I can also offer generally same-day service, flexible hours, and adequate time with patients. I charge by time, so I am not financially pressured to gloss over issues or reschedule for later. I have even combined my office with my home. I call this Modern Medical Care with Old Time Service.

I am not really the first to be doing this; it was the typical practice model decades ago. There is a group of physicians, the Association of American Physicians and Surgeons, comprised of many like-minded doctors, that advocates just this sort of practice.

As far as morality is concerned, the free market approach is supremely ethical. Nobody has money confiscated from them, under threat of deadly force, to pay my fees for somebody else’s health care. That is the way Medicaid and Medicare work. My patients willingly pay me, and for the most part, they seem very grateful for the service they get.

One might think that America has free market health care, and that is our problem. After all, we are the only developed nation that yet lacks socialized medicine. How blessed we actually are, that we have not become completely socialized. After all, Canada’s own supreme court ruled in 2005 that their prohibition on private care “interferes with life and security of the person as protected by s. 7 of the [Canadian] Charter.” That was because people were dying on waiting lists.

So where do we lack for free markets? First, health insurance premiums are tax deductible if paid by employers, and now the tax deductibility has expanded with health savings accounts. This makes health benefits much more valuable than salary, skewing the perceived cost of health care.

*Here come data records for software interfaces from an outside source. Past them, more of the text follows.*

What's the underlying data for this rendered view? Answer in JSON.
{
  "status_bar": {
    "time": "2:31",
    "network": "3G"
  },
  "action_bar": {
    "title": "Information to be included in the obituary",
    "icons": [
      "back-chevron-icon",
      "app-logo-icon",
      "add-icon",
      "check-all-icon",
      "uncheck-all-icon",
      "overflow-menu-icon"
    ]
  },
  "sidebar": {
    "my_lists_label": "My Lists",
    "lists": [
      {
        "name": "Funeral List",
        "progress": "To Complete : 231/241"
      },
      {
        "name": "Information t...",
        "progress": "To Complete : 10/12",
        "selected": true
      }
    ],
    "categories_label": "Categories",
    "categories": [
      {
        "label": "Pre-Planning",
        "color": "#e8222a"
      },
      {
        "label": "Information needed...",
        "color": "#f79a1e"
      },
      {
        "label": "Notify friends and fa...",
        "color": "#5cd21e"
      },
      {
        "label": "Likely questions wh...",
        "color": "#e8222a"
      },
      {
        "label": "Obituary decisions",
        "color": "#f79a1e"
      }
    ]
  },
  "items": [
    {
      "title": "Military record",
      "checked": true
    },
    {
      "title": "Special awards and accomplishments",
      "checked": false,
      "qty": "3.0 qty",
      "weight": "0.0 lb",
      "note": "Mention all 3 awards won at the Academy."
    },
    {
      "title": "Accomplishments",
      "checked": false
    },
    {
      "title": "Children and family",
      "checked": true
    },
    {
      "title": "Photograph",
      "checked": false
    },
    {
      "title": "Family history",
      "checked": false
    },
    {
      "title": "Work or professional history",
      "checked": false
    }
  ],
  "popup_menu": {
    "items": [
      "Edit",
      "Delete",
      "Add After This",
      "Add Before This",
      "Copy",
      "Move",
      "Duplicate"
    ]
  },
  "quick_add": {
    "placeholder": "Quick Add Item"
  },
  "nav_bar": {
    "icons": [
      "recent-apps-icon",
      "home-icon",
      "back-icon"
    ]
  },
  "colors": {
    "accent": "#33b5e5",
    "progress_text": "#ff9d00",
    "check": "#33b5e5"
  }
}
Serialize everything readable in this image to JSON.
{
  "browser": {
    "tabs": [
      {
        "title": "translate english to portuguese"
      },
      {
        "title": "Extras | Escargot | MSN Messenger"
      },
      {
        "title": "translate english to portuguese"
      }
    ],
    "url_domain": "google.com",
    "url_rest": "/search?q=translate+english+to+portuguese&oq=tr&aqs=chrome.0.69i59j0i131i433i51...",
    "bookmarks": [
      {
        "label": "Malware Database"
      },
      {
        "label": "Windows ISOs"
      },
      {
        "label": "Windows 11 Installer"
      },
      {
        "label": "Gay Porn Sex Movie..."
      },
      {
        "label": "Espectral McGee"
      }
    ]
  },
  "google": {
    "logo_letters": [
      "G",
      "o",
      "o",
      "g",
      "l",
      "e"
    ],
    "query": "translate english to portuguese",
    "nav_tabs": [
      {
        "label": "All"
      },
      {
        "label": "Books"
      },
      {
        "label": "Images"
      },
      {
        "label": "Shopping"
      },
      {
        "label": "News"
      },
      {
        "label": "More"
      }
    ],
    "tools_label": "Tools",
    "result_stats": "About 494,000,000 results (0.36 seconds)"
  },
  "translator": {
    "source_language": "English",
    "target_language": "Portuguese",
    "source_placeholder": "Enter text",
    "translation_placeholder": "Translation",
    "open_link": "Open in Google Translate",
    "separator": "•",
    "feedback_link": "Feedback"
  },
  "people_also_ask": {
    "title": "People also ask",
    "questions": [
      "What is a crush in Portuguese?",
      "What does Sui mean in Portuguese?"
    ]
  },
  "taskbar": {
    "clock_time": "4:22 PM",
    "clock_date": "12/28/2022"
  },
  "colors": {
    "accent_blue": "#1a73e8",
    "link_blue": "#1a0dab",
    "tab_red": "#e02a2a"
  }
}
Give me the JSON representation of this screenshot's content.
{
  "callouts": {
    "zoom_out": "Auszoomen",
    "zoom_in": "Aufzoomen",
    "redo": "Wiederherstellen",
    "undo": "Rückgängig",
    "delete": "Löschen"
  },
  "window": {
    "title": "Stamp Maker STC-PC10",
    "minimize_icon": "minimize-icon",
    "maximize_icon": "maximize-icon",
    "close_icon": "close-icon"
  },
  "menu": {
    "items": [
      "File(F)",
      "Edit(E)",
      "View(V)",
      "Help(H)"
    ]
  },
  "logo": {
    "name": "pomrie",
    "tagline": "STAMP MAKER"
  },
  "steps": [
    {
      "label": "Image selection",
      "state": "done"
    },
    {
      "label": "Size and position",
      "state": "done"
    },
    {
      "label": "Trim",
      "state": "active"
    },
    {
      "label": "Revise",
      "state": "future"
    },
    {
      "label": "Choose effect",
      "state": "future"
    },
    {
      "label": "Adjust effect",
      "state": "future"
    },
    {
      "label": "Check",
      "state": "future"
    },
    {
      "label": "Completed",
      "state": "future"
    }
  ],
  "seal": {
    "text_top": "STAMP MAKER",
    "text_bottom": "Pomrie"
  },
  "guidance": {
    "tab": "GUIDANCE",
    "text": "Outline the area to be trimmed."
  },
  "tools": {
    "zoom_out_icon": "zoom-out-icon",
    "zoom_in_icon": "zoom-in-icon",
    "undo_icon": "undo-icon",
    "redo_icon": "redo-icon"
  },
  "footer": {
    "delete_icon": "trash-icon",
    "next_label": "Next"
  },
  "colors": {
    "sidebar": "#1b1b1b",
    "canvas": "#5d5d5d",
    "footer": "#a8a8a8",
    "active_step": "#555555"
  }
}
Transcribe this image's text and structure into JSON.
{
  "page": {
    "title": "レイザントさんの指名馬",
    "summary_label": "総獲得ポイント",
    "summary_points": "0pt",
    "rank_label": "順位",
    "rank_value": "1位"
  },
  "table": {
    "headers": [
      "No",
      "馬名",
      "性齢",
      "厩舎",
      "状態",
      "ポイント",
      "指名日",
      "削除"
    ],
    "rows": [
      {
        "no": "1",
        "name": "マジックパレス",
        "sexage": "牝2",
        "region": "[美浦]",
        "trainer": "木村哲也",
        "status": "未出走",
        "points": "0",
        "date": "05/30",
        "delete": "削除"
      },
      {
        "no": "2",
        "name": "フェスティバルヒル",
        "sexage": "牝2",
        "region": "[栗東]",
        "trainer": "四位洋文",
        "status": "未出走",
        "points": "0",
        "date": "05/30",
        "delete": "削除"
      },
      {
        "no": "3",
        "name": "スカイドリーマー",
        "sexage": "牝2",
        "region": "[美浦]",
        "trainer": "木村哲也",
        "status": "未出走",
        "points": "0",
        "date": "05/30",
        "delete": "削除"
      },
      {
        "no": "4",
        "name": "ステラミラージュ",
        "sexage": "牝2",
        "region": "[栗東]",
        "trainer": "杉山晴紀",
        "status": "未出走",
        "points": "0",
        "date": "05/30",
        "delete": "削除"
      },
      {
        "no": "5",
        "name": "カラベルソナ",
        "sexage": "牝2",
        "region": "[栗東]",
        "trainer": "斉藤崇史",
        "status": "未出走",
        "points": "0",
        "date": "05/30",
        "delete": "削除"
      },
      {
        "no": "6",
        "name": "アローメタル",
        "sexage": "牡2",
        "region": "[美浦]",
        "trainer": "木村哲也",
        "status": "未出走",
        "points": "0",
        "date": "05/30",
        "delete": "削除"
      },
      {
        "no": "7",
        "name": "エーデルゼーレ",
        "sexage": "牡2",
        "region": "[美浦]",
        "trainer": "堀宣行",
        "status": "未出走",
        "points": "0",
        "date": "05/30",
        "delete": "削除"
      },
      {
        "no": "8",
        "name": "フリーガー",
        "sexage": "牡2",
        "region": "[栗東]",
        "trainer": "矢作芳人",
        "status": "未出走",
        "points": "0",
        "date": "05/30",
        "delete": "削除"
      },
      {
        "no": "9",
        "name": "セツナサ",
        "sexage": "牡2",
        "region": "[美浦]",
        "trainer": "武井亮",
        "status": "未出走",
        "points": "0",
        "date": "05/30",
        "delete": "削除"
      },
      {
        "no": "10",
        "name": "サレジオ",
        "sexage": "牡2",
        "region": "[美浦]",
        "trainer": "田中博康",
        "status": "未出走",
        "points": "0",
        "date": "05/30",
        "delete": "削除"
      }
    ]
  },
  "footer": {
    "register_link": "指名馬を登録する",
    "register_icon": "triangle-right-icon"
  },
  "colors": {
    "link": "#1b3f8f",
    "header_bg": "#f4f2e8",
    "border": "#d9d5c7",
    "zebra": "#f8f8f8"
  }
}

Next, welfare programs such as Medicare, Medicaid, and the State Children’s Health Initiative Program now are the payors of over 50% of health care dollars. The massive sets of regulations that they have spawned have been adopted by private insurers.

The Food and Drug Administration blocks entry of effective new drugs into the market for many years, and drives the cost of developing a new drug to about $800 million. While the sale of drugs is being blocked, people are suffering and dying.

The Drug Enforcement Administration, Clinical Laboratories Improvement Amendments, Emergency Medical Treatment and Active Labor Act, Health Insurance Portability and Accountability Act, Stark laws, state-mandated insurance coverage for specific services, abuse of court power through malpractice, and even licensure itself, all combine to tie the health care industry into knots of red tape. There is very little free market at all left.

The ray of hope shining through our fog of government interference is found in the doctors who choose to stay as far out of it as they can. We are not a large percentage of doctors, but we are becoming more known. We can try to influence other doctors to do the same. We can try to educate the citizenry. We can try to slow down the advancement of socialism in the halls of government.

The free market is the most moral and effective approach to health care, as it is to our other economic activities. It has brought better goods and services to people than any other system. It is time we restored free markets in medicine. Health care is much too important to let government continue to mess it up.

August 4, 2006